A public hearing held Tuesday at City Hall was unusual in its protocol. Run by the Planning Department, it opened with an abbreviated workshop led by City Planner Tanner Blackman that covered the proposed ordinance, which will refer to murals as fine art and not commercial signs.
The ordinance draft is designed for artists or property owners to obtain a permit through a simple process. It is designed to have minimal administrative support from a cash-strapped city unable to fund a new department.
At the hearing, mural stakeholders clustered in a small room to support the movement they hope will make Los Angeles a mural center again. Some attended to empower their personal style of art.
Many liked the direction of the ordinance--for the most part. We are supportive and excited by the chance to paint again, said half of the two dozen who signed up for public comment. Still, there was almost always a "but" after the pat on the back, all which echoed sentiments expressed at previous meetings.
Ironically, it is the artists' suggestions, some presented with tempered impatience, that could add a few layers of bureaucracy.
Many of the stakeholders protested the $199 permit fee, citing that artists often volunteer their time and have had hardship during the years of the moratorium. Yet the fee can be easily be handled by the property owner who commissions a wall, offering some documentation that would deflect law enforcement unable to distinguish street art from vandalism.

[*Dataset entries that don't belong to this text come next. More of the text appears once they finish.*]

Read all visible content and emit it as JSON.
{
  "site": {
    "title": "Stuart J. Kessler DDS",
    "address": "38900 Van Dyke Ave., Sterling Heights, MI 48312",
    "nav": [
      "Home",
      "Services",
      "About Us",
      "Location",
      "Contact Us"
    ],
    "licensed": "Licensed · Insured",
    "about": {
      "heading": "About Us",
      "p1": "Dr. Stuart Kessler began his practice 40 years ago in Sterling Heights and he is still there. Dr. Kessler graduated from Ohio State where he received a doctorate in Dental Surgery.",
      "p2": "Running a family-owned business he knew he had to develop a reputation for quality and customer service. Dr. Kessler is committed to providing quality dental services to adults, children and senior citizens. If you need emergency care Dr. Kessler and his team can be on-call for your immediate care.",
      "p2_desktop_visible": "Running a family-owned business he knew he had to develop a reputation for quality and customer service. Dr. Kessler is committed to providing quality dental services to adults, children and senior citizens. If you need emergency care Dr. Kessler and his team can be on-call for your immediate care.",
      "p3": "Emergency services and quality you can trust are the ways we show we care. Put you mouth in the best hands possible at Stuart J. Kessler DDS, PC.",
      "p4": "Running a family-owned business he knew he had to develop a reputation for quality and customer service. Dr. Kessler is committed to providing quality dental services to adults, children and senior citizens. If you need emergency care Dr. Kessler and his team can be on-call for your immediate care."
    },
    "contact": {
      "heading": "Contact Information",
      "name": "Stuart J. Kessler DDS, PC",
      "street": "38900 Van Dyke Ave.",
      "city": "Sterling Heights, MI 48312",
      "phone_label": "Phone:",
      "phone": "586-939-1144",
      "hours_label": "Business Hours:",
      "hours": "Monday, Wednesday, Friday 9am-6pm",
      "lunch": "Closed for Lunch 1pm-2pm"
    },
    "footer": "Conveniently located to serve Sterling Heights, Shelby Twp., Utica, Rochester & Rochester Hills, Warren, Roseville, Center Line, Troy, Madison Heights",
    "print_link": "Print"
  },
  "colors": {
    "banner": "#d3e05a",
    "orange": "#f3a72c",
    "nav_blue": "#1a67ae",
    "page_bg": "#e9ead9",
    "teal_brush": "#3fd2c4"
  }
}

Street and graffiti artists hope that the requirement for a piece to remain in place for five years is dropped, a restriction that was positioned so the ordinance can discourage advertising media to take over walls again. It constricts the street form of constant change to content, said the artists lobbying for graffiti-style works. The new form of narrative is in contrast with traditional murals designed to be longstanding works.
Representatives from the Social Public Art and Resource Center (SPARC) brought a demand that the city include federal and state laws protecting artists rights in the ordinance. In a thick package, copies of the Visual Artists Rights Act (VARA) and California Arts Preservation Act (CAPA), along with legal testimony of how it applies to murals, were placed in the public record.
Others commented on the media restrictions that prevent murals from extending few inches away from the wall. Some artists demanded that a mural must only be painted by hand, and anything else should be covered under a different public art ordinance. Others protested that the proposed ordinance could disallow experimental digital canvas and tile-based works that are affixed to a wall.
Still, the ordinance is on a path to be approved and these details are not necessarily roadblocks, but a negotiation of artistic morals.
You can see below a slideshow of the mural ordinance draft presentation from January 10, 2012, created by the LA City Code Studies: